----- Extracted entries -----

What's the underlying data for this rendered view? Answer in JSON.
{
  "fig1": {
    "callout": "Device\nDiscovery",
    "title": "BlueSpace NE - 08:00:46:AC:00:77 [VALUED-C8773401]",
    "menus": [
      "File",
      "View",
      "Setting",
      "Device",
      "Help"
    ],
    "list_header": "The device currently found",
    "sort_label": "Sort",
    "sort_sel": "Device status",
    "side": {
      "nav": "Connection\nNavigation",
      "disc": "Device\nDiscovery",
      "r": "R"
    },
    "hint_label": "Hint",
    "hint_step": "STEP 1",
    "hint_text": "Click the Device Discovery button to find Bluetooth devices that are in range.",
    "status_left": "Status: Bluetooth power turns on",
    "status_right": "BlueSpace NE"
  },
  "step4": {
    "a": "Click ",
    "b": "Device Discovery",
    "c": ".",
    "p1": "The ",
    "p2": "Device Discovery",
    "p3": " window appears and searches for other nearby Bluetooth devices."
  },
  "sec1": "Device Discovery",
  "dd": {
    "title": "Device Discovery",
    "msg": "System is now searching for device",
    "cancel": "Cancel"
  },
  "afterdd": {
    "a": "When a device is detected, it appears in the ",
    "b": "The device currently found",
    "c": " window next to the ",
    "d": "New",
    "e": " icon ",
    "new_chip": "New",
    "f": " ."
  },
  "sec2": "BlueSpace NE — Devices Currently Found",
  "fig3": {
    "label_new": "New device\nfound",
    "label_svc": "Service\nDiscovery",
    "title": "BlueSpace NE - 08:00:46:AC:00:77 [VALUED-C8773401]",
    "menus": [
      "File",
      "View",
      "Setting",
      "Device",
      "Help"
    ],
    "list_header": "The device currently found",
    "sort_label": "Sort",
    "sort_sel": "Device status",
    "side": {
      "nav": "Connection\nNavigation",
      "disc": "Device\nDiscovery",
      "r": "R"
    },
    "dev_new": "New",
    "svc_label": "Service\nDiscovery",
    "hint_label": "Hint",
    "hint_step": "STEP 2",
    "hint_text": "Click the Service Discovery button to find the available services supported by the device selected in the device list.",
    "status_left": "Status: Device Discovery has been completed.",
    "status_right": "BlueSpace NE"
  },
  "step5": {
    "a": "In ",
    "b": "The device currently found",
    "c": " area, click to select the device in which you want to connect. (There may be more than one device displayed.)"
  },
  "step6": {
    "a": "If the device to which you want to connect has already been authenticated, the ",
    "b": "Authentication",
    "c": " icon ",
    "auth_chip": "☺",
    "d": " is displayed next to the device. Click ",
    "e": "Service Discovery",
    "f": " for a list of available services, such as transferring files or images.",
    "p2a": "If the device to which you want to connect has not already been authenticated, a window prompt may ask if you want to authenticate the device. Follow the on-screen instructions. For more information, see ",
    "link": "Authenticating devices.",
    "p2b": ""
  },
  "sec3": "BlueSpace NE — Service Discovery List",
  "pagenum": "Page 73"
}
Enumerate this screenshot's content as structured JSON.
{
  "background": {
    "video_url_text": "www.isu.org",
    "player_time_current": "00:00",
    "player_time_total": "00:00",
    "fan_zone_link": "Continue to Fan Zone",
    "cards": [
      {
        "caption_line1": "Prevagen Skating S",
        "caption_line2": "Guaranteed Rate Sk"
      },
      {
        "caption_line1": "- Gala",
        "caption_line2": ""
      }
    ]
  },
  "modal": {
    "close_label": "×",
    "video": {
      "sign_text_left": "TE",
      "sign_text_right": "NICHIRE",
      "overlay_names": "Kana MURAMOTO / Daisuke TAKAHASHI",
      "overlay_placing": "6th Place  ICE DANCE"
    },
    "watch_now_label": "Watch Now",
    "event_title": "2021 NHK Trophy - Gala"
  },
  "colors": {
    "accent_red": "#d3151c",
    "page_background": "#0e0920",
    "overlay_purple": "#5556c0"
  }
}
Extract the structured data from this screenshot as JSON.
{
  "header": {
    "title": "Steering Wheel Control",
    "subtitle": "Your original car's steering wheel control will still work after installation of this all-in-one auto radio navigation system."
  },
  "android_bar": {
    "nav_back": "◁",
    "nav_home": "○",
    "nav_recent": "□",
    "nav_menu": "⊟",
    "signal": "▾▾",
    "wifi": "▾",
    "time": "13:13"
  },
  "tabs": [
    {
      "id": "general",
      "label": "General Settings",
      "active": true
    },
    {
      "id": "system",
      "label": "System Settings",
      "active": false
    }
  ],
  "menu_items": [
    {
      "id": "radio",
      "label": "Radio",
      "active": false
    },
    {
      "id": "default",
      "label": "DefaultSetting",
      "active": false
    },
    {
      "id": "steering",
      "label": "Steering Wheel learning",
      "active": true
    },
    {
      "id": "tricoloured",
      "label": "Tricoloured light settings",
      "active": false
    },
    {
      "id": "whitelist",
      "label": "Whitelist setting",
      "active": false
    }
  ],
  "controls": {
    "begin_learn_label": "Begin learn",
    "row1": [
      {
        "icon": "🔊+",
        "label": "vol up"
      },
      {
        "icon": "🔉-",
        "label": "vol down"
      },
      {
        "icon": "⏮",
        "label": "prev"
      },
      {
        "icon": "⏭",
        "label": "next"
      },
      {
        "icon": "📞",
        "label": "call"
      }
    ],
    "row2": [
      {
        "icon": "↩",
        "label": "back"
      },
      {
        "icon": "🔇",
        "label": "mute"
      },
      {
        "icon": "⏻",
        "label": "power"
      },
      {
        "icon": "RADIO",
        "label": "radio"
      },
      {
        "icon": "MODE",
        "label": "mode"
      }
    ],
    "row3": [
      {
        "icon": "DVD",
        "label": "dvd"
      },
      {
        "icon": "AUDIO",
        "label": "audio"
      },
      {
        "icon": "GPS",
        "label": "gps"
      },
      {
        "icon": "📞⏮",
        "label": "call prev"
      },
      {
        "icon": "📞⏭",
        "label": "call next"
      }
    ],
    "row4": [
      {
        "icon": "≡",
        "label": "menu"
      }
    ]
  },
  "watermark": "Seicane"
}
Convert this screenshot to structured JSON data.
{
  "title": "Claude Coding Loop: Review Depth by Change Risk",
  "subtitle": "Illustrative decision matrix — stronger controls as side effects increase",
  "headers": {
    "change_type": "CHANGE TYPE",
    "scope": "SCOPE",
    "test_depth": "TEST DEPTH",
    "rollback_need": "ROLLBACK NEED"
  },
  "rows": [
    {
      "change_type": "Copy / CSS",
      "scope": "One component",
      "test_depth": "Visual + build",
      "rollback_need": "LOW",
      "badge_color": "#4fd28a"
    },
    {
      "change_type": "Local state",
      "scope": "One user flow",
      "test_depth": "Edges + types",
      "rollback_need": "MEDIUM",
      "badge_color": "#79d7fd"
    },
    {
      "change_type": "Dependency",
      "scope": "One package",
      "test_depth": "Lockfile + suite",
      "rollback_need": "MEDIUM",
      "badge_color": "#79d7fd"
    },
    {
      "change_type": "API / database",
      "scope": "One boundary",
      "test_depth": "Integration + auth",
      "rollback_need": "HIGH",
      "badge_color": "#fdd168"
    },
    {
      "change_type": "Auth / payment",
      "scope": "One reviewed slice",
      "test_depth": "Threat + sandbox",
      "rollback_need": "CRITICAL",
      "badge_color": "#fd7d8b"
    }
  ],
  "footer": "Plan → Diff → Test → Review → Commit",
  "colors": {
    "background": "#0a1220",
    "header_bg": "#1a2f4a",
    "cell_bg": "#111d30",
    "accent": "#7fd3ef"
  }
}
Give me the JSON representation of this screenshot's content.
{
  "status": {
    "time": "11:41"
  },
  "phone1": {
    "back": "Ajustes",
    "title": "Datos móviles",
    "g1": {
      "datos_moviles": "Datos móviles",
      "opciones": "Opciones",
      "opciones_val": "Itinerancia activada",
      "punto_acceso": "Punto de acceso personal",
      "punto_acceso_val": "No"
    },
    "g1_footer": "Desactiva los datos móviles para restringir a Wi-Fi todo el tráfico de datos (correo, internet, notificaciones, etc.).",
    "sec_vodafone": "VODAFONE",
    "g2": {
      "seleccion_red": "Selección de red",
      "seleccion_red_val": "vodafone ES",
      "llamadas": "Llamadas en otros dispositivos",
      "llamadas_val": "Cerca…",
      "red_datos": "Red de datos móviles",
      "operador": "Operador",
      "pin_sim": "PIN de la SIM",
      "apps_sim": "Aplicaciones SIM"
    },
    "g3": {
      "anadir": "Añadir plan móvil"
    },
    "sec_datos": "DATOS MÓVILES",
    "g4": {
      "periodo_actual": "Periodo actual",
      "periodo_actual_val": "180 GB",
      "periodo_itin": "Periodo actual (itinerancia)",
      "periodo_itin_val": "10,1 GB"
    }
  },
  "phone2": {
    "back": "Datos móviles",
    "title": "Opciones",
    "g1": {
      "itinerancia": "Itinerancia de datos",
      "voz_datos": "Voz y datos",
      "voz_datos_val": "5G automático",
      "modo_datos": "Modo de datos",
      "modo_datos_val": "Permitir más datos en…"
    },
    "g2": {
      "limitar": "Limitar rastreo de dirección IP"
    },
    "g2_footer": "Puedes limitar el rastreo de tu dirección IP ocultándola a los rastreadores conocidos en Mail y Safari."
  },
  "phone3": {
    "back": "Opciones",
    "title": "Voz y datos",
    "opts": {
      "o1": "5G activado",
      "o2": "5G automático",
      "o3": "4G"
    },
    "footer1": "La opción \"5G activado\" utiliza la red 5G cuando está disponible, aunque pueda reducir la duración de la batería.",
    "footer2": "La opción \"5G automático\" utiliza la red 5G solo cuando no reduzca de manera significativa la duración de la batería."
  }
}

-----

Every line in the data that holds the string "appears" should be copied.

▶ Written response:
    "p3": " window appears and searches for other nearby Bluetooth devices."
    "a": "When a device is detected, it appears in the ",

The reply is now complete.